Washington November 1819.
My dear Brother.
On the 7th. of last Month, I left at the Branch Bank, Boston, a Check payable to you, requesting it might be passed to your credit, as my agent, which was no doubt accordingly done, and which as you recollect was to be reserved to pay for the timber, for which you had agreed, for building the Barn upon the Mount Wollaston farm, and for the work and other expenses of building it—The check was for one thousand Dollars—Mr Knap, mentioned to me, that there was a dividend of two Dollars a share, declared on the Boylston Market Shares—This together with the Dividends on the Neponset Bridge, and the New–England Insurance Company, will I trust keep you in Cash, for all the demands upon me, to which you will be liable for the expenses of my two sons at Cambridge, and enable you at the Commencement of the Winter vacation to furnish them with eighty Dollars each to pay the expense of their Journey to this place—It should cost them not more than fifty Dollars each; but I intend they shall have a surplus on hand; to meet the contingency of any accident on the road—During their absence they will of course not be chargeable upon you. At the end of the year, according to our agreement I hope to receive; and thereafterwards quarter yearly a statement of our accounts.
I spoke to Mr James H. Foster about the removal of the Carriage from Mr. P. Foster’s yard—I desired that unless there should be some objection of which I was not aware, it might be put up in the Chaise–house of the place where you formerly resided, at Quincy—

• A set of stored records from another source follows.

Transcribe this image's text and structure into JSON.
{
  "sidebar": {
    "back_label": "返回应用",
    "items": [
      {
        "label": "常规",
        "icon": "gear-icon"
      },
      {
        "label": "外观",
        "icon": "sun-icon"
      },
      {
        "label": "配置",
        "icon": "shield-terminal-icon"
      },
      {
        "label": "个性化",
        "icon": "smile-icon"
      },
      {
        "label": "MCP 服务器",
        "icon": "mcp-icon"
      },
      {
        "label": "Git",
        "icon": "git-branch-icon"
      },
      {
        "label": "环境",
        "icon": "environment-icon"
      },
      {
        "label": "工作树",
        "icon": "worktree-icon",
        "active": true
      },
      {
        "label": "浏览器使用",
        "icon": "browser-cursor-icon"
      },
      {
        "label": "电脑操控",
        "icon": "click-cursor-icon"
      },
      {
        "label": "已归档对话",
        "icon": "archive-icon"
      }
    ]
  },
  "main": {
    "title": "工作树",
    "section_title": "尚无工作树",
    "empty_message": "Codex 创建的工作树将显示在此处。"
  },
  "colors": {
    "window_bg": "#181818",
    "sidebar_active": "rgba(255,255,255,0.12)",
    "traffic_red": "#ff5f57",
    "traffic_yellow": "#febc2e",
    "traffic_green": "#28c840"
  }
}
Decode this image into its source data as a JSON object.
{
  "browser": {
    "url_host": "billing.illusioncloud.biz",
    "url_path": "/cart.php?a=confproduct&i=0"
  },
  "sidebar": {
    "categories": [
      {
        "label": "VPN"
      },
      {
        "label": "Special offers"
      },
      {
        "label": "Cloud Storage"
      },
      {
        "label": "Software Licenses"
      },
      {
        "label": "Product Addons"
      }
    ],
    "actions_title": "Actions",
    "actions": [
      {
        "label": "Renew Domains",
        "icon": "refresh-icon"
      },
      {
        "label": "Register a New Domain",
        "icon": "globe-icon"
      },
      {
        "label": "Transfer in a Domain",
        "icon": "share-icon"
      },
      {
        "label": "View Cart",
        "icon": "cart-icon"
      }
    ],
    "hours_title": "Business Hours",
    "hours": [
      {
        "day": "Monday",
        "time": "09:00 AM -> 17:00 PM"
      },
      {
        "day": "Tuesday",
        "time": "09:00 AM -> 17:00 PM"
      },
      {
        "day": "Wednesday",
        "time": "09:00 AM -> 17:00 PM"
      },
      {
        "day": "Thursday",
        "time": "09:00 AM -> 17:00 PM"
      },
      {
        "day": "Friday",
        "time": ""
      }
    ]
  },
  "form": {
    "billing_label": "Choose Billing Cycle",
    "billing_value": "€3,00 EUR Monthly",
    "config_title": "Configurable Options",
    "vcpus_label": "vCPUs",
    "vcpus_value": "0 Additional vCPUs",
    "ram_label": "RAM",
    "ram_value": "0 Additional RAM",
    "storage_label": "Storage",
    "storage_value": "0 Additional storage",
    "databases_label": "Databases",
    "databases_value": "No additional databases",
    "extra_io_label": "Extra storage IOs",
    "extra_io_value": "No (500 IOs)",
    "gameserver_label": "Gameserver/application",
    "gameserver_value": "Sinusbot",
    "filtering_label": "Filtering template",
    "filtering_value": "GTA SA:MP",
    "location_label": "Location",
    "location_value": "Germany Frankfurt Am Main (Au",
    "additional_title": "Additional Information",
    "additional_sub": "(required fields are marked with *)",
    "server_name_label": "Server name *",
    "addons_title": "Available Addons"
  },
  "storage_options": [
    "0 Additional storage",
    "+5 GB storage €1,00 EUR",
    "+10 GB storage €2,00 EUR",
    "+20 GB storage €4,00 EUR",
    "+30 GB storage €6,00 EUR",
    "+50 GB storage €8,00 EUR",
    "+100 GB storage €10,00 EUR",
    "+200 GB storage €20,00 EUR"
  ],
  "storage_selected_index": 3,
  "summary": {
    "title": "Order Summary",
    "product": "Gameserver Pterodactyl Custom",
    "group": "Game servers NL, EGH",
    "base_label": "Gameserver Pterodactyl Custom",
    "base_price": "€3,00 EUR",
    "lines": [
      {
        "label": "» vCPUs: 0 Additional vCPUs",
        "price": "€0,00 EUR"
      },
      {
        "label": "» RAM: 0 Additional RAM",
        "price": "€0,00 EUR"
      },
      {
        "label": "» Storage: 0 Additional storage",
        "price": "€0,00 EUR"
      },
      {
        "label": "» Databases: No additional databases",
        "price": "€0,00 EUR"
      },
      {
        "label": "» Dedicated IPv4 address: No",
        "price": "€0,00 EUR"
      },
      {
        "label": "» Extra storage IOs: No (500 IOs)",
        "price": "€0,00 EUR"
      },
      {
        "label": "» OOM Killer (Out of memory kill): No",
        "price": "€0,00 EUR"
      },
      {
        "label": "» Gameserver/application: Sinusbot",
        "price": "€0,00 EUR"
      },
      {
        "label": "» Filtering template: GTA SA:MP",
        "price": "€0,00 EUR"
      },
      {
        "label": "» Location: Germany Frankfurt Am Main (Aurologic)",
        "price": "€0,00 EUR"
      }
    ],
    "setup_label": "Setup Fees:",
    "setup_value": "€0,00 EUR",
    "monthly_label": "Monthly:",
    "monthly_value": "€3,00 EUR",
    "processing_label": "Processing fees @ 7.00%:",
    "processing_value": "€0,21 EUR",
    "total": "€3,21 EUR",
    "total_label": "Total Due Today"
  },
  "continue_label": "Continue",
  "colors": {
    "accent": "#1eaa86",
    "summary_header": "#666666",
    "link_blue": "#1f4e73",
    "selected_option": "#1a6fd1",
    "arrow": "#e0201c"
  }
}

We preformed our Journey from Boston to this place in one week; having started on Saturday Morning, from Mrs Burr’s at the foot of what was once Beacon Hill, and landed here the next Saturday about two in the afternoon—We stopped only from six to eleven O’Clock one Morning at New–York; but I was persuaded to pass once day at Philadelphia—I must have crossed W. S. Shaw, in the exchange of Steam–Boats at New–Haven for on our arrival at the City–Hotel in New–York, we found he had left it to return to Boston the Morning before.
Since our arrival, Charles has opened a Correspondence with some of his young Associates at Boston and Quincy—Among the rest with your Thomas, from whom he has received a very gratifying Letter.
The President returned to the City last Monday from Virginia—The Session of Congress commences in one Month, and there are combustibles in a train of preparation, sufficient to produce a Warm Winter.
Let me hear from you frequently—Tell me that you and all the family are well; and comfortable; and happy—No delight can surpass that, with which those tidings will be welcomed by your affectionate brother
John Quincy Adams.
MHi: Adams Papers.